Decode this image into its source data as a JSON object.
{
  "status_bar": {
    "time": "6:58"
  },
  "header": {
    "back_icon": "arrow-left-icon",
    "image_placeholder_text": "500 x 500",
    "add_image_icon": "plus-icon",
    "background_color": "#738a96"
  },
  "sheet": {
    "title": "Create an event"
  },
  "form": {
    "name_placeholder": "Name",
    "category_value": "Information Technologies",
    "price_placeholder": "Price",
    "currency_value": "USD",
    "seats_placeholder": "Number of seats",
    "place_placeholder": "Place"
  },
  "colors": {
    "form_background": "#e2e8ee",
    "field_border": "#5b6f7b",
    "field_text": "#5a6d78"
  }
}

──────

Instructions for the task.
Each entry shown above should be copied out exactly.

Exercise output.
Decode this image into its source data as a JSON object.
{
  "status_bar": {
    "time": "6:58"
  },
  "header": {
    "back_icon": "arrow-left-icon",
    "image_placeholder_text": "500 x 500",
    "add_image_icon": "plus-icon",
    "background_color": "#738a96"
  },
  "sheet": {
    "title": "Create an event"
  },
  "form": {
    "name_placeholder": "Name",
    "category_value": "Information Technologies",
    "price_placeholder": "Price",
    "currency_value": "USD",
    "seats_placeholder": "Number of seats",
    "place_placeholder": "Place"
  },
  "colors": {
    "form_background": "#e2e8ee",
    "field_border": "#5b6f7b",
    "field_text": "#5a6d78"
  }
}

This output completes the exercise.